━━━ Listed records ━━━

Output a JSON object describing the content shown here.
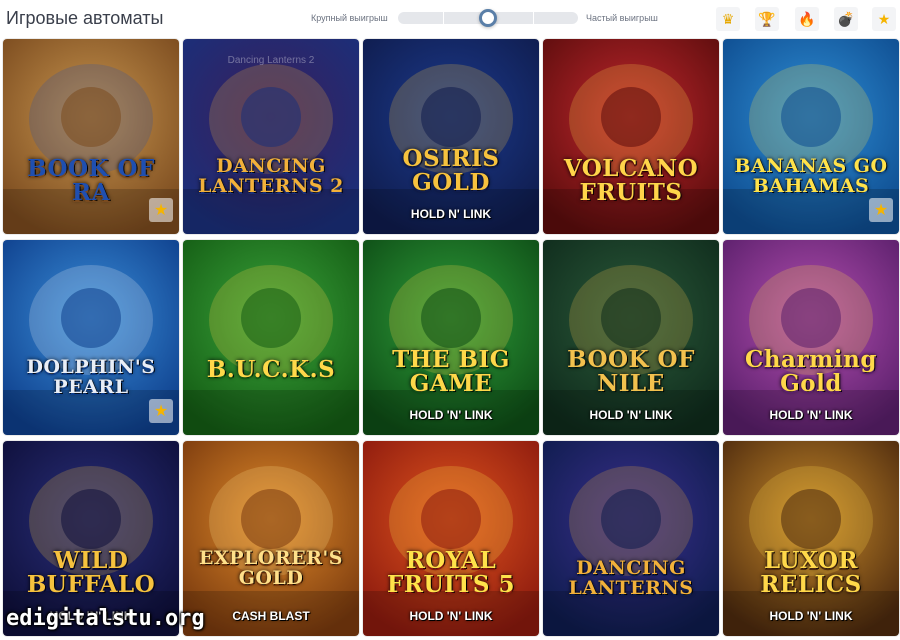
{
  "header": {
    "title": "Игровые автоматы",
    "volatility": {
      "left_label": "Крупный выигрыш",
      "right_label": "Частый выигрыш",
      "value": 0.5,
      "segments": 4
    },
    "filters": [
      {
        "name": "crown",
        "icon": "♛",
        "color": "#e6a700"
      },
      {
        "name": "trophy",
        "icon": "🏆",
        "color": "#d4a017"
      },
      {
        "name": "fire",
        "icon": "🔥",
        "color": "#f08a00"
      },
      {
        "name": "bomb",
        "icon": "💣",
        "color": "#333333"
      },
      {
        "name": "star",
        "icon": "★",
        "color": "#f5b400"
      }
    ]
  },
  "games": [
    {
      "title": "BOOK OF RA",
      "favorite": true,
      "colors": [
        "#c7954f",
        "#7a4a1e"
      ],
      "accent": "#1f4fb0"
    },
    {
      "title": "DANCING LANTERNS 2",
      "caption": "Dancing Lanterns 2",
      "favorite": false,
      "colors": [
        "#3a1f5c",
        "#1a2f7a"
      ],
      "accent": "#f2b13a"
    },
    {
      "title": "OSIRIS GOLD",
      "subtitle": "HOLD N' LINK",
      "favorite": false,
      "colors": [
        "#1c3a8c",
        "#0f1c4d"
      ],
      "accent": "#f6c23e"
    },
    {
      "title": "VOLCANO FRUITS",
      "favorite": false,
      "colors": [
        "#c1272d",
        "#5c0d0d"
      ],
      "accent": "#ffd54a"
    },
    {
      "title": "BANANAS GO BAHAMAS",
      "favorite": true,
      "colors": [
        "#2f8fd6",
        "#0e4c8f"
      ],
      "accent": "#ffe24a"
    },
    {
      "title": "DOLPHIN'S PEARL",
      "favorite": true,
      "colors": [
        "#3a8ed9",
        "#0e3f8c"
      ],
      "accent": "#e9eef6"
    },
    {
      "title": "B.U.C.K.S",
      "favorite": false,
      "colors": [
        "#3aa33a",
        "#145c14"
      ],
      "accent": "#ffd84a"
    },
    {
      "title": "THE BIG GAME",
      "subtitle": "HOLD 'N' LINK",
      "favorite": false,
      "colors": [
        "#2f9e3a",
        "#0e4d16"
      ],
      "accent": "#ffd84a"
    },
    {
      "title": "BOOK OF NILE",
      "subtitle": "HOLD 'N' LINK",
      "favorite": false,
      "colors": [
        "#2b5a3a",
        "#0f2b1c"
      ],
      "accent": "#f2c14e"
    },
    {
      "title": "Charming Gold",
      "subtitle": "HOLD 'N' LINK",
      "favorite": false,
      "colors": [
        "#b34fb0",
        "#5a1f6b"
      ],
      "accent": "#ffd84a"
    },
    {
      "title": "WILD BUFFALO",
      "subtitle": "HOLD 'N' LINK",
      "favorite": false,
      "colors": [
        "#2a2f7a",
        "#0e0f3a"
      ],
      "accent": "#f6c23e"
    },
    {
      "title": "EXPLORER'S GOLD",
      "subtitle": "CASH BLAST",
      "favorite": false,
      "colors": [
        "#e08a2a",
        "#7a3a0e"
      ],
      "accent": "#ffe08a"
    },
    {
      "title": "ROYAL FRUITS 5",
      "subtitle": "HOLD 'N' LINK",
      "favorite": false,
      "colors": [
        "#e0541e",
        "#8c1a0e"
      ],
      "accent": "#ffe24a"
    },
    {
      "title": "DANCING LANTERNS",
      "favorite": false,
      "colors": [
        "#3a2f8c",
        "#0e1c4d"
      ],
      "accent": "#f2b13a"
    },
    {
      "title": "LUXOR RELICS",
      "subtitle": "HOLD 'N' LINK",
      "favorite": false,
      "colors": [
        "#c78a2a",
        "#4d2a0e"
      ],
      "accent": "#ffd84a"
    }
  ],
  "watermark": "edigitalstu.org"
}
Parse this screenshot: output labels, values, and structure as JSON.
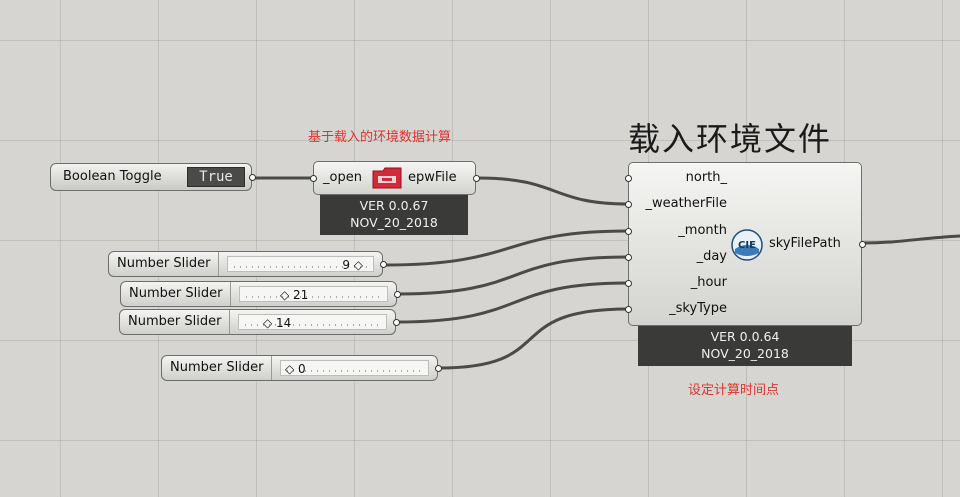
{
  "canvas": {
    "grid_color": "#9a9a95",
    "background": "#d6d5d1"
  },
  "boolean_toggle": {
    "label": "Boolean Toggle",
    "value": "True"
  },
  "sliders": [
    {
      "label": "Number Slider",
      "value": "9"
    },
    {
      "label": "Number Slider",
      "value": "21"
    },
    {
      "label": "Number Slider",
      "value": "14"
    },
    {
      "label": "Number Slider",
      "value": "0"
    }
  ],
  "epw_component": {
    "annotation": "基于载入的环境数据计算",
    "input": "_open",
    "output": "epwFile",
    "icon": "red-folder-icon",
    "version": "VER 0.0.67",
    "date": "NOV_20_2018"
  },
  "sky_component": {
    "title": "载入环境文件",
    "inputs": [
      "north_",
      "_weatherFile",
      "_month",
      "_day",
      "_hour",
      "_skyType"
    ],
    "output": "skyFilePath",
    "icon": "cie-sky-icon",
    "icon_text": "CIE",
    "version": "VER 0.0.64",
    "date": "NOV_20_2018",
    "annotation": "设定计算时间点"
  },
  "colors": {
    "accent_red": "#e0332c",
    "info_bg": "#3a3a38"
  }
}
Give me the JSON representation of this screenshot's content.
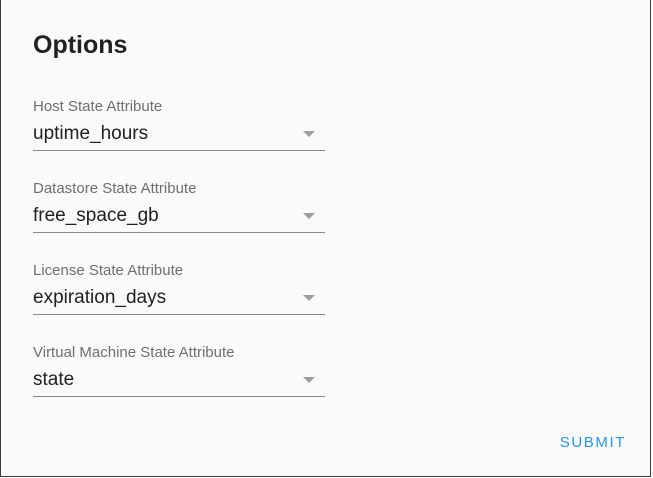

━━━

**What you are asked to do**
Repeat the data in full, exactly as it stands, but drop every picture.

**Solution to this task**
Output a JSON object describing the content shown here.
{
  "header": {
    "title": "Игровые автоматы",
    "volatility": {
      "left_label": "Крупный выигрыш",
      "right_label": "Частый выигрыш",
      "value": 0.5,
      "segments": 4
    },
    "filters": [
      {
        "name": "crown",
        "icon": "♛",
        "color": "#e6a700"
      },
      {
        "name": "trophy",
        "icon": "🏆",
        "color": "#d4a017"
      },
      {
        "name": "fire",
        "icon": "🔥",
        "color": "#f08a00"
      },
      {
        "name": "bomb",
        "icon": "💣",
        "color": "#333333"
      },
      {
        "name": "star",
        "icon": "★",
        "color": "#f5b400"
      }
    ]
  },
  "games": [
    {
      "title": "BOOK OF RA",
      "favorite": true,
      "colors": [
        "#c7954f",
        "#7a4a1e"
      ],
      "accent": "#1f4fb0"
    },
    {
      "title": "DANCING LANTERNS 2",
      "caption": "Dancing Lanterns 2",
      "favorite": false,
      "colors": [
        "#3a1f5c",
        "#1a2f7a"
      ],
      "accent": "#f2b13a"
    },
    {
      "title": "OSIRIS GOLD",
      "subtitle": "HOLD N' LINK",
      "favorite": false,
      "colors": [
        "#1c3a8c",
        "#0f1c4d"
      ],
      "accent": "#f6c23e"
    },
    {
      "title": "VOLCANO FRUITS",
      "favorite": false,
      "colors": [
        "#c1272d",
        "#5c0d0d"
      ],
      "accent": "#ffd54a"
    },
    {
      "title": "BANANAS GO BAHAMAS",
      "favorite": true,
      "colors": [
        "#2f8fd6",
        "#0e4c8f"
      ],
      "accent": "#ffe24a"
    },
    {
      "title": "DOLPHIN'S PEARL",
      "favorite": true,
      "colors": [
        "#3a8ed9",
        "#0e3f8c"
      ],
      "accent": "#e9eef6"
    },
    {
      "title": "B.U.C.K.S",
      "favorite": false,
      "colors": [
        "#3aa33a",
        "#145c14"
      ],
      "accent": "#ffd84a"
    },
    {
      "title": "THE BIG GAME",
      "subtitle": "HOLD 'N' LINK",
      "favorite": false,
      "colors": [
        "#2f9e3a",
        "#0e4d16"
      ],
      "accent": "#ffd84a"
    },
    {
      "title": "BOOK OF NILE",
      "subtitle": "HOLD 'N' LINK",
      "favorite": false,
      "colors": [
        "#2b5a3a",
        "#0f2b1c"
      ],
      "accent": "#f2c14e"
    },
    {
      "title": "Charming Gold",
      "subtitle": "HOLD 'N' LINK",
      "favorite": false,
      "colors": [
        "#b34fb0",
        "#5a1f6b"
      ],
      "accent": "#ffd84a"
    },
    {
      "title": "WILD BUFFALO",
      "subtitle": "HOLD 'N' LINK",
      "favorite": false,
      "colors": [
        "#2a2f7a",
        "#0e0f3a"
      ],
      "accent": "#f6c23e"
    },
    {
      "title": "EXPLORER'S GOLD",
      "subtitle": "CASH BLAST",
      "favorite": false,
      "colors": [
        "#e08a2a",
        "#7a3a0e"
      ],
      "accent": "#ffe08a"
    },
    {
      "title": "ROYAL FRUITS 5",
      "subtitle": "HOLD 'N' LINK",
      "favorite": false,
      "colors": [
        "#e0541e",
        "#8c1a0e"
      ],
      "accent": "#ffe24a"
    },
    {
      "title": "DANCING LANTERNS",
      "favorite": false,
      "colors": [
        "#3a2f8c",
        "#0e1c4d"
      ],
      "accent": "#f2b13a"
    },
    {
      "title": "LUXOR RELICS",
      "subtitle": "HOLD 'N' LINK",
      "favorite": false,
      "colors": [
        "#c78a2a",
        "#4d2a0e"
      ],
      "accent": "#ffd84a"
    }
  ],
  "watermark": "edigitalstu.org"
}
Parse this screenshot: output labels, values, and structure as JSON.
{
  "canvas": {
    "grid_color": "#9a9a95",
    "background": "#d6d5d1"
  },
  "boolean_toggle": {
    "label": "Boolean Toggle",
    "value": "True"
  },
  "sliders": [
    {
      "label": "Number Slider",
      "value": "9"
    },
    {
      "label": "Number Slider",
      "value": "21"
    },
    {
      "label": "Number Slider",
      "value": "14"
    },
    {
      "label": "Number Slider",
      "value": "0"
    }
  ],
  "epw_component": {
    "annotation": "基于载入的环境数据计算",
    "input": "_open",
    "output": "epwFile",
    "icon": "red-folder-icon",
    "version": "VER 0.0.67",
    "date": "NOV_20_2018"
  },
  "sky_component": {
    "title": "载入环境文件",
    "inputs": [
      "north_",
      "_weatherFile",
      "_month",
      "_day",
      "_hour",
      "_skyType"
    ],
    "output": "skyFilePath",
    "icon": "cie-sky-icon",
    "icon_text": "CIE",
    "version": "VER 0.0.64",
    "date": "NOV_20_2018",
    "annotation": "设定计算时间点"
  },
  "colors": {
    "accent_red": "#e0332c",
    "info_bg": "#3a3a38"
  }
}
Give me the JSON representation of this screenshot's content.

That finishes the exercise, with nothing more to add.